Provided material: Begin

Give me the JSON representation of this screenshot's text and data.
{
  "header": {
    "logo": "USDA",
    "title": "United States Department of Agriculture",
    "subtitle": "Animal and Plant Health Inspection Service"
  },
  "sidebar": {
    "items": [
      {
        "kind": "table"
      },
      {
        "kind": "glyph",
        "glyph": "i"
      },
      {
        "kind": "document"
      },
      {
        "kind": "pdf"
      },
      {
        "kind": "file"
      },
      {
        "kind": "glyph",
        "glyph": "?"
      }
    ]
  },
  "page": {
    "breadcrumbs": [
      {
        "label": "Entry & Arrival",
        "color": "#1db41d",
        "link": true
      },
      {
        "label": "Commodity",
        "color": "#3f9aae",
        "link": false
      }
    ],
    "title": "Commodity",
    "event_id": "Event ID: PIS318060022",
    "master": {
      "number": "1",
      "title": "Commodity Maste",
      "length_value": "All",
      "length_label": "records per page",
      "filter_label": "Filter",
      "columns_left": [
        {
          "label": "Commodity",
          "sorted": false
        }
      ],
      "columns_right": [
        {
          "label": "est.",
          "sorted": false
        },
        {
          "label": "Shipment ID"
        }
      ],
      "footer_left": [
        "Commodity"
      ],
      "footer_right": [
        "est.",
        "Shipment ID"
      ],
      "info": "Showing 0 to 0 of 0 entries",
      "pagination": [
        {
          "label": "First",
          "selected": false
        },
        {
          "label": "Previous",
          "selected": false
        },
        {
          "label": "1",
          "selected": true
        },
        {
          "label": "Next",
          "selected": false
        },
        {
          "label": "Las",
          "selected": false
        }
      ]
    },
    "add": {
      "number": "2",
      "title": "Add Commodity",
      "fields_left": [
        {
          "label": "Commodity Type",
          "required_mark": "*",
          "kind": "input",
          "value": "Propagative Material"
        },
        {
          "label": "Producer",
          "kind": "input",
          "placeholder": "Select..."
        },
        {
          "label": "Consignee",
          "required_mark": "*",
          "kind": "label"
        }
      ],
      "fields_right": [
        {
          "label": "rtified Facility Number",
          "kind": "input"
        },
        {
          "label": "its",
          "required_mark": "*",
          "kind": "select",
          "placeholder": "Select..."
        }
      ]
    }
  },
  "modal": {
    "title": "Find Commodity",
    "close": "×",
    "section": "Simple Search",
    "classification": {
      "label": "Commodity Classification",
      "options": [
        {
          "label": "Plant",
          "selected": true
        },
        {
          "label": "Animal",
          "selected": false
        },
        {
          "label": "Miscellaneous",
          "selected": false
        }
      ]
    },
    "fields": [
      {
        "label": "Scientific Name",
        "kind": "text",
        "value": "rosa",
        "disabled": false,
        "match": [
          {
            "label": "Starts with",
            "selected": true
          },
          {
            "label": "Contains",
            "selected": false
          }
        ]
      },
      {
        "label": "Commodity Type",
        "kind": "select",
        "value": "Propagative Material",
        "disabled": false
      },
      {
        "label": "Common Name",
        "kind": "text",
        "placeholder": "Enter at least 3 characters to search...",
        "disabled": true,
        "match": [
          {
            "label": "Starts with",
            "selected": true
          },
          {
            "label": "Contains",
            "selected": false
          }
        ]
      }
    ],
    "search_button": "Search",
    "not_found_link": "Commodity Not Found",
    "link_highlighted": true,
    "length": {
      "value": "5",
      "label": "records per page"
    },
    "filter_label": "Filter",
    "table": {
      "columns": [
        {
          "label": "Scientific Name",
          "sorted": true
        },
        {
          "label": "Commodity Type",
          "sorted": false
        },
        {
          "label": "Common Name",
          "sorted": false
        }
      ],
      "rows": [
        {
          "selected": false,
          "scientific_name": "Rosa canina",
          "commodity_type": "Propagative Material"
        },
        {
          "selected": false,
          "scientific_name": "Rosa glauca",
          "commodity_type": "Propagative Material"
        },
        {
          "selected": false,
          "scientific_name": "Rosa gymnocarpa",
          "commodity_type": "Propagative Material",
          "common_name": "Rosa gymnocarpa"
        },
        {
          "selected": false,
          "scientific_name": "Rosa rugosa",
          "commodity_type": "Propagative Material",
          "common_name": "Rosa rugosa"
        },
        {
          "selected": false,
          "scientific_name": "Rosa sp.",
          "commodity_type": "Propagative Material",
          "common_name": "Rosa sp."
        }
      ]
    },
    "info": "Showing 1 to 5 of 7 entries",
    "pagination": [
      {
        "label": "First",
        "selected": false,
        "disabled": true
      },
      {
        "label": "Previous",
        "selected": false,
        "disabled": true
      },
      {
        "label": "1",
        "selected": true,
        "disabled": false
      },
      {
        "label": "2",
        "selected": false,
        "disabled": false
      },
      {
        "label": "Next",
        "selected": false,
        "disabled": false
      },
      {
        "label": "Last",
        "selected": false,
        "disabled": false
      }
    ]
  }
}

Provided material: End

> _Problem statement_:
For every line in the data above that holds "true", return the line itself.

> _Task response_:
        "link": true
          "selected": true
          "selected": true
            "selected": true
        "disabled": true,
            "selected": true
    "link_highlighted": true,
          "sorted": true
        "disabled": true
        "disabled": true
        "selected": true,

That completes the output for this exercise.